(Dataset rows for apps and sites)
^^^^
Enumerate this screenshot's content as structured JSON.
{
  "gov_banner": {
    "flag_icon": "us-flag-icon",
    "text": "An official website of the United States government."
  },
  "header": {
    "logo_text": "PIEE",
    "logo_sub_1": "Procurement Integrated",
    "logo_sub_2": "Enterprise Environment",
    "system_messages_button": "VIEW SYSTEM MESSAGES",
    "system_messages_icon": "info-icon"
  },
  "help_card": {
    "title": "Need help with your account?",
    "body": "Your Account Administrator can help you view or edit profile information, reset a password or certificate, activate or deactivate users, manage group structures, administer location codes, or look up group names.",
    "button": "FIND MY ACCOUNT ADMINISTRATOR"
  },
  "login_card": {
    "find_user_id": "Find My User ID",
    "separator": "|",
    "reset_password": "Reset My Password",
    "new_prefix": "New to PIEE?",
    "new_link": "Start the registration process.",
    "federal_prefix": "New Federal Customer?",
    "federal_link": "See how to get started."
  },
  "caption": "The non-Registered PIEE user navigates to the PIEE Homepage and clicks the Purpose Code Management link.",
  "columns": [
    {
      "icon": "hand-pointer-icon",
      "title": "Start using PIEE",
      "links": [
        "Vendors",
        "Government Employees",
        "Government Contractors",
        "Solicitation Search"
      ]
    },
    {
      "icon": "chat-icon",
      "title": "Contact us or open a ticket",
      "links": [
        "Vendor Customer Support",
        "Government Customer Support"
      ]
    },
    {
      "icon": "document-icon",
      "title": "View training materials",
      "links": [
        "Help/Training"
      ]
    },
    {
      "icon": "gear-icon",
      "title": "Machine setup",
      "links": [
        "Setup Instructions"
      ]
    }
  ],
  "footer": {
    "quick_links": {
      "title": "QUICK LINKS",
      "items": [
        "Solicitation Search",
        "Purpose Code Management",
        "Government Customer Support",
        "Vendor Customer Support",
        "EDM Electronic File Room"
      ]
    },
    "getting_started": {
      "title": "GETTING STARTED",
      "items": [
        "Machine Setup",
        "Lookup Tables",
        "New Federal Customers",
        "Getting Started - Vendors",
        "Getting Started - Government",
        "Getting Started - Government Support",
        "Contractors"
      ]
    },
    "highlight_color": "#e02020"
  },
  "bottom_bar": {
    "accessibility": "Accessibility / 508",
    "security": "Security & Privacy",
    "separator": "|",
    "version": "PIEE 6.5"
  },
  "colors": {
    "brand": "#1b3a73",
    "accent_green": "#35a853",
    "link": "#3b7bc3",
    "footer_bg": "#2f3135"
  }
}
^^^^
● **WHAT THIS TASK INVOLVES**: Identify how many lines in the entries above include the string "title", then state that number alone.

● **EXERCISE RESPONSE**: 7